Stored dataset items:
Start of Block

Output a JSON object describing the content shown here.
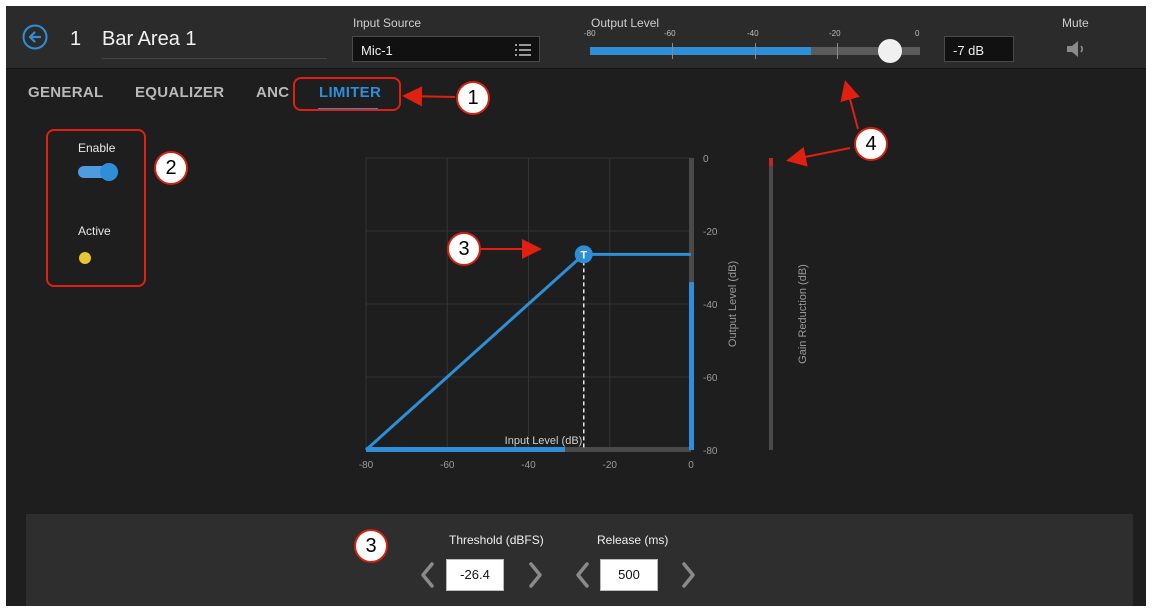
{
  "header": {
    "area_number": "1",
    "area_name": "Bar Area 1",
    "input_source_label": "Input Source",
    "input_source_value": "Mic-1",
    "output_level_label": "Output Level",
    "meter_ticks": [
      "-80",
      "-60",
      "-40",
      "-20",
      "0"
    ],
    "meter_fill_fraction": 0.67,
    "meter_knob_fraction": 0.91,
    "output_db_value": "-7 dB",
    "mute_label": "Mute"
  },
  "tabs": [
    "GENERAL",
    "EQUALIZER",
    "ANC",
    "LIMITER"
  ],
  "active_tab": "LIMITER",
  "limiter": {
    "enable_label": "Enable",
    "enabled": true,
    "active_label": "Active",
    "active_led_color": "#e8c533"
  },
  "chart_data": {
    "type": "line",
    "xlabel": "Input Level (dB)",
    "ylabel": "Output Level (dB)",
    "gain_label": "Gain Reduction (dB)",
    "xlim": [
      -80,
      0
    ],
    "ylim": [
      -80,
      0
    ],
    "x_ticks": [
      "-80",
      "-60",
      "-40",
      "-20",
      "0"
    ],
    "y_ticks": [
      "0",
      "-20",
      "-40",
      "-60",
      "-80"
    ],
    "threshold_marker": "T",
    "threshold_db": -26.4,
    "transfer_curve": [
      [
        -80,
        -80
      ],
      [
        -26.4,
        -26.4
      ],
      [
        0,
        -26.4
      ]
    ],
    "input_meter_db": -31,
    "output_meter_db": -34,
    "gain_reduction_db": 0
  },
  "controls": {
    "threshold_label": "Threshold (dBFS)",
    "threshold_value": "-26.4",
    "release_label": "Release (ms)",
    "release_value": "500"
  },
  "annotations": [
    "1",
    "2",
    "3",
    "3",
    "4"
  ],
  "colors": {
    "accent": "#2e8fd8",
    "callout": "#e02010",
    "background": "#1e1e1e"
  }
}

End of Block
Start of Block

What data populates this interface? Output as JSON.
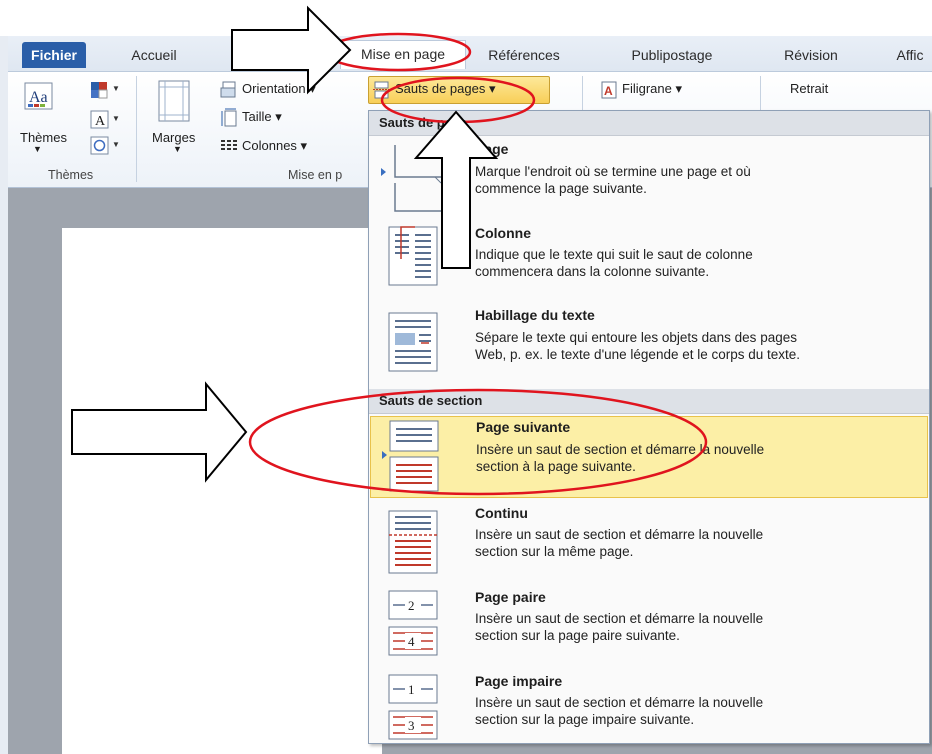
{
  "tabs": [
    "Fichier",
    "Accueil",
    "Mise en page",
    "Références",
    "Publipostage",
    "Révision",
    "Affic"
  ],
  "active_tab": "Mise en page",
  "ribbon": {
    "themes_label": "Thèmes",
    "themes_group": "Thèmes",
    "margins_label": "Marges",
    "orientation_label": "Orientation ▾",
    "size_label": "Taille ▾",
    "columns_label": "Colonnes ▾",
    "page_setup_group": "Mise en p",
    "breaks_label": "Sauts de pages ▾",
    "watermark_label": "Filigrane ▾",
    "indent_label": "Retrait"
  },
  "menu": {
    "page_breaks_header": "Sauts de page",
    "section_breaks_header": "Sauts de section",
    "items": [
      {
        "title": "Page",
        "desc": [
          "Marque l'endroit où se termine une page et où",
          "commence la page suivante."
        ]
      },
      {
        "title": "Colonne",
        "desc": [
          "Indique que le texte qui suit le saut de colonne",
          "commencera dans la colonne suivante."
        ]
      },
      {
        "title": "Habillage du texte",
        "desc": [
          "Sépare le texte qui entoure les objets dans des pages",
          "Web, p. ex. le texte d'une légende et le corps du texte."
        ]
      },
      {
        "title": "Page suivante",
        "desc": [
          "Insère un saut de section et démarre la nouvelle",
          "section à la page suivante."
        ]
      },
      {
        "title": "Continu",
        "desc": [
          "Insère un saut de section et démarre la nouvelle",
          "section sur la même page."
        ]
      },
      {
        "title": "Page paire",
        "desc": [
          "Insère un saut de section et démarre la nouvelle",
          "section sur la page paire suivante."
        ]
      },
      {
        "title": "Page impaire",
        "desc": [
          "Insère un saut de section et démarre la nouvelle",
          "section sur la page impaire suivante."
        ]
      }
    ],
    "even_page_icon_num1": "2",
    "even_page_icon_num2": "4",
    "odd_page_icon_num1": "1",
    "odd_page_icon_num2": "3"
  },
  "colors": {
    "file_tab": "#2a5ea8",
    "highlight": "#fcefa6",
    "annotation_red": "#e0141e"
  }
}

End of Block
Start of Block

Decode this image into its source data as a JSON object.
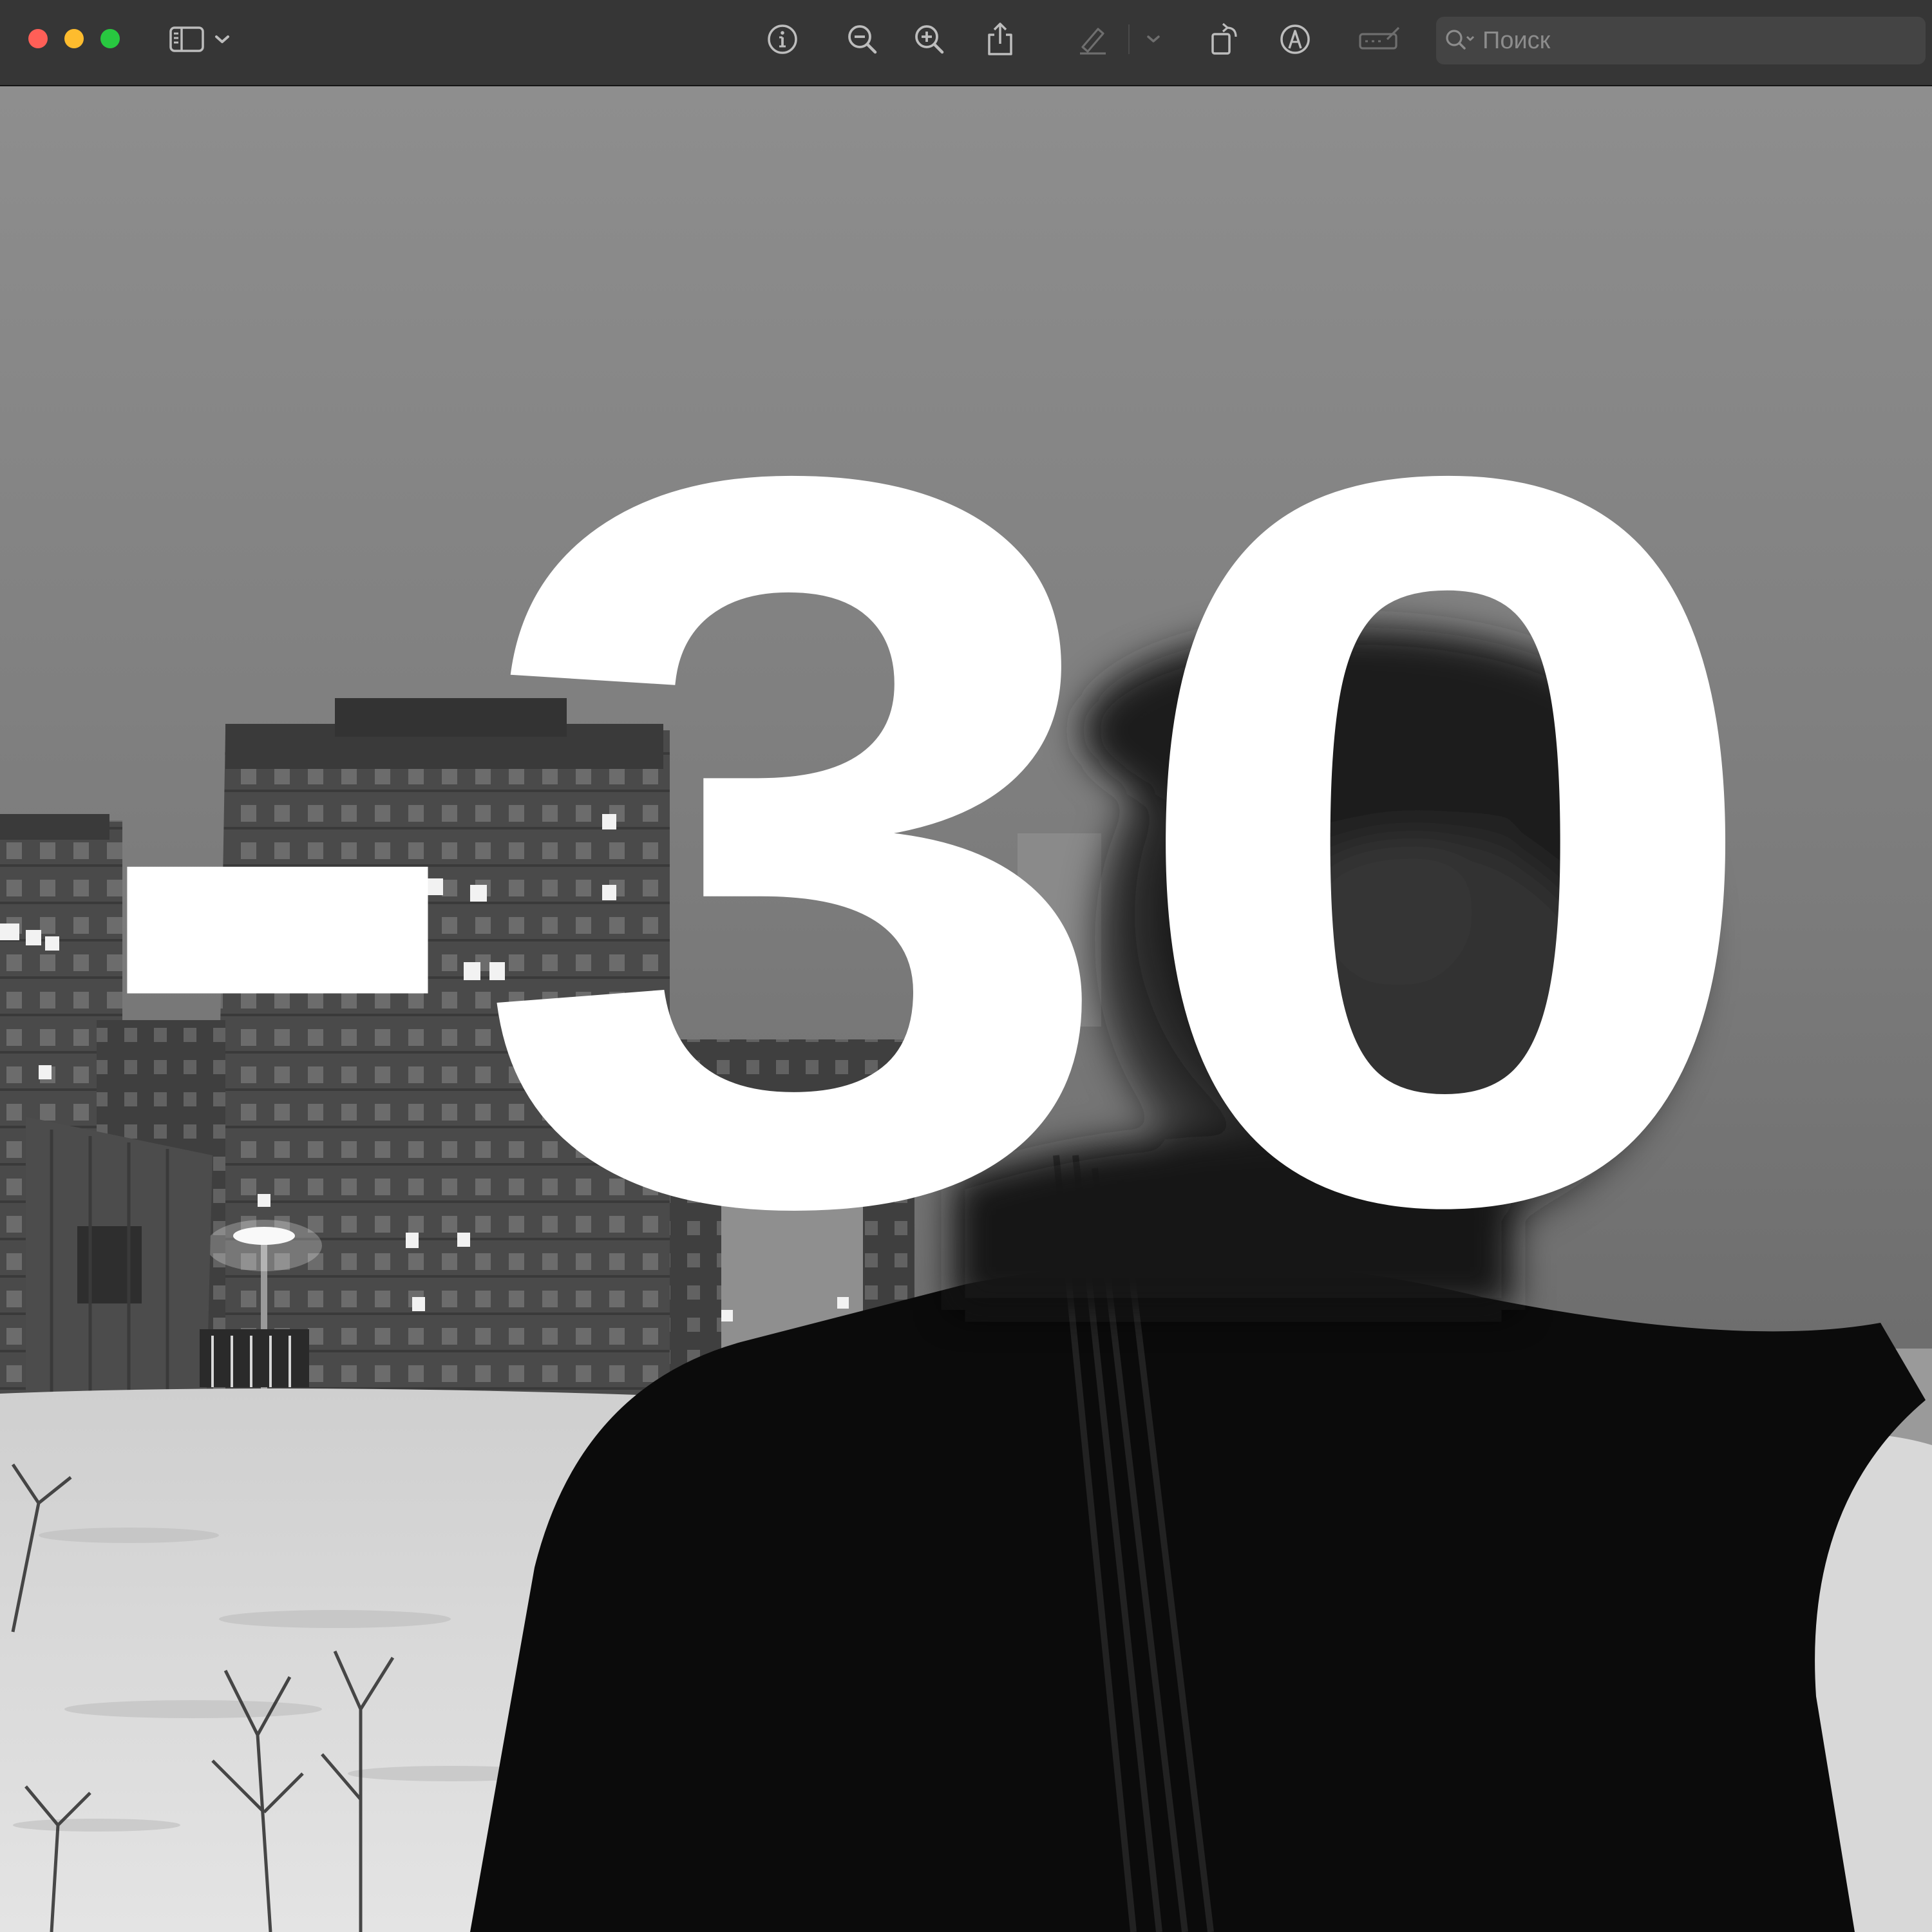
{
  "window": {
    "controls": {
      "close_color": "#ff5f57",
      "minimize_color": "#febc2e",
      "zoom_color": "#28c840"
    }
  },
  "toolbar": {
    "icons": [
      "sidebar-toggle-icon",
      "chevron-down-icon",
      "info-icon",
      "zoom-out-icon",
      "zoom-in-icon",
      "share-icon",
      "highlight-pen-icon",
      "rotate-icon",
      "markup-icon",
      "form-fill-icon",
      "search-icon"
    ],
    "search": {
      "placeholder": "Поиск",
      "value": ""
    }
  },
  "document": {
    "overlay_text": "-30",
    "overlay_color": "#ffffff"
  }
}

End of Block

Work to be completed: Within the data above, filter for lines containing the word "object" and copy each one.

Solved exercise:
Output a JSON object describing the content shown here.
Decode this image into its source data as a JSON object.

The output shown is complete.